Nigerian artist, George Osodi, talks about his exhibition in London, last year. New African went to meet the young artist behind it and talk about his work.
The Nigerian Monarch’s exhibition was the work of George Osodi, one of Nigeria’s most feted photographers, and featured portraits of Nigeria’s traditional chiefs, sometimes alone, sometimes with their retinue. It would be fair to say that the exhibition was very well received even though it represented just a half-way stage in the process that Osodi describes as a bid to “document and archive” Nigerian culture.
But, curiously, the rapturous reviews of Osodi’s Nigerian Monarchs exhibition seemed to focus solely on that subject – they did little to explain that this photographer has had many achievements, including a portfolio of photographs from the Niger Delta, published as a book, that told the story of the terrible environmental degradation wrought by the oil industry (see New African, January 2012).
How Osodi became a photographer is a story in itself. He was working in the financial sector, for the Nigerian subsidiary of the giant French bank, Société Générale. But he felt unfulfilled and was searching for something else to do. He fell upon some old photography books in a local market, purchased them and studied them. He was hooked. He determined that he wanted to be a photographer. Continuing to work in the bank, he put aside money each month and gradually amassed the cameras, lenses and other paraphernalia he needed while using his spare time to take photographs. He says he was drawn to the natural world, and delighted in taking pictures of leaves, rocks, trees, the sky and other subjects.
Finally, he took the plunge and quit the security of his banker job. Then he made the rounds of all the newspapers and magazines in Lagos that might be able to offer him a commission or two. As Osodi tells it, the commissioning editors were less than bowled over by his natural world photographs, but he got a couple of jobs covering factory openings and press conferences – so he had his foot in the door. The other advantage of taking up newsroom work was he had plenty of film and the darkroom and processing services. But life was still tough.

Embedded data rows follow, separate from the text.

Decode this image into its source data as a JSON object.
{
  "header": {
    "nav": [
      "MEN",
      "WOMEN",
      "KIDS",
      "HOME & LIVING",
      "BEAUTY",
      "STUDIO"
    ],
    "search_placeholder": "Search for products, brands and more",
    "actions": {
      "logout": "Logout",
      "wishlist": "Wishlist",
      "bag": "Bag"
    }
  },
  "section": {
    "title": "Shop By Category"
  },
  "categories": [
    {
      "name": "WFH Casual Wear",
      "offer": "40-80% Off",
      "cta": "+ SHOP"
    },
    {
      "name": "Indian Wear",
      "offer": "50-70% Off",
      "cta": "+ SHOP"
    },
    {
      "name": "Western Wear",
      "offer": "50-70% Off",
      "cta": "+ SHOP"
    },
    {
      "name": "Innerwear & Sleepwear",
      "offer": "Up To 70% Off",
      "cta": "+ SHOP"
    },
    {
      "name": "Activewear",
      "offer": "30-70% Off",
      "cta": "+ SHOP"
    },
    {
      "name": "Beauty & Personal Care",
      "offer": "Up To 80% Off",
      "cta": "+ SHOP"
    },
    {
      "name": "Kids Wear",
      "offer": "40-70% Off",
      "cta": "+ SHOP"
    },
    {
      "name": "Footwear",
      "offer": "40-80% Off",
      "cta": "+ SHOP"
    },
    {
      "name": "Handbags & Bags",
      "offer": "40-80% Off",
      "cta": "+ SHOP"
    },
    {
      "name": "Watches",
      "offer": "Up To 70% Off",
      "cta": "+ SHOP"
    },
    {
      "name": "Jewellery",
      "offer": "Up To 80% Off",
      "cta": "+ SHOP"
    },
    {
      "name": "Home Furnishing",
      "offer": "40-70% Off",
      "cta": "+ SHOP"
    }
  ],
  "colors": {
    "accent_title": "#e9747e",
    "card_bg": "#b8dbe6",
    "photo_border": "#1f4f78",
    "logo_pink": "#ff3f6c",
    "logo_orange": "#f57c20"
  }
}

He began selling-off all those things that were not needed for his photography, and gave up his comfortable “banking lifestyle” apartment to move into a tiny, modest room. His friends thought he was crazy, but he was determined. One day, he was travelling to an assignment when he noticed a particularly beautiful composition of sunlight streaming through the leaves of a majestic tree. He paused to take a couple of shots.
That evening, as well as processing the film for his assignment, he also processed and printed the tree photographs. These he put into the pigeon-hole of the editor of the Sunday edition of the paper he was working on. The editor liked the picture and used it as the cover of his Sunday Lifestyle section.
Shortly after his photograph appeared, he got a call from a European ambassador who asked him to come to see him. Osodi agreed, curious as to why the diplomat had summoned him. The ambassador explained that he had seen the photograph and was very impressed, being an amateur photographer himself. They had a long chat about how Osodi had got the image, discussing apertures, shutter speeds and all the esoteric details of taking a photo.
Finally, at the end of the meeting, the ambassador asked Osodi if he could come and take some photographs at a reception he was holding. That was the start of a long relationship, and it led to others in the diplomatic corps asking Osodi to work for them. It was a well-paid lifeline for the struggling photographer, and gave him the financial means to pursue other photography projects.
In a side room behind the main Nigerian Monarchs exhibition at the Bermondsey Project in London, Osodi also exhibited his photographs from one such project – the Calabar Festival. They are shot in the manner of the famous Malian photographers, Seydou Keitå and Malick Sidibé. Both these men began taking portrait photographs in their Bamako studios against elegant illustrative backdrops in much the same way that early photographers both in the West and in Africa would shoot individuals and family groups.
They are joyful, expressive images, full of humour and wit, and where the subjects (not taking themselves too seriously) pose in their own way, dressed to their own particular taste in costumes that themselves tell a story. The backdrops and props are also chosen carefully. As Osodi told New African: “There were all these little booths set up at the festival so that people could be photographed and take away a souvenir of the event. All I did was ask the owners of the booths to borrow them for a few minutes, giving them a little money. There was no shortage of people that wanted their photographs taken!”
Osodi is now back in Nigeria, working on his Nigerian Monarchs project, hoping to complete 100 portraits in all. Later this year, Nigeria celebrates the amalgamation of the northern and southern protectorates by the British colonial government. All the kingdoms were meshed together as a country in 1914.
The Nigerian Monarchs exhibition in London, even if only part-way through, has raised a huge amount of interest – as well as the funds for Osodi to continue his work through the sale of some of his limited edition works. And his agent, curator and producer, Ziggi Golding, is confident that by the time Osodi completes the Nigerian Monarchs assignment, a major exhibition of his work will travel around the world with, for example, major exhibitions in various US museums across America.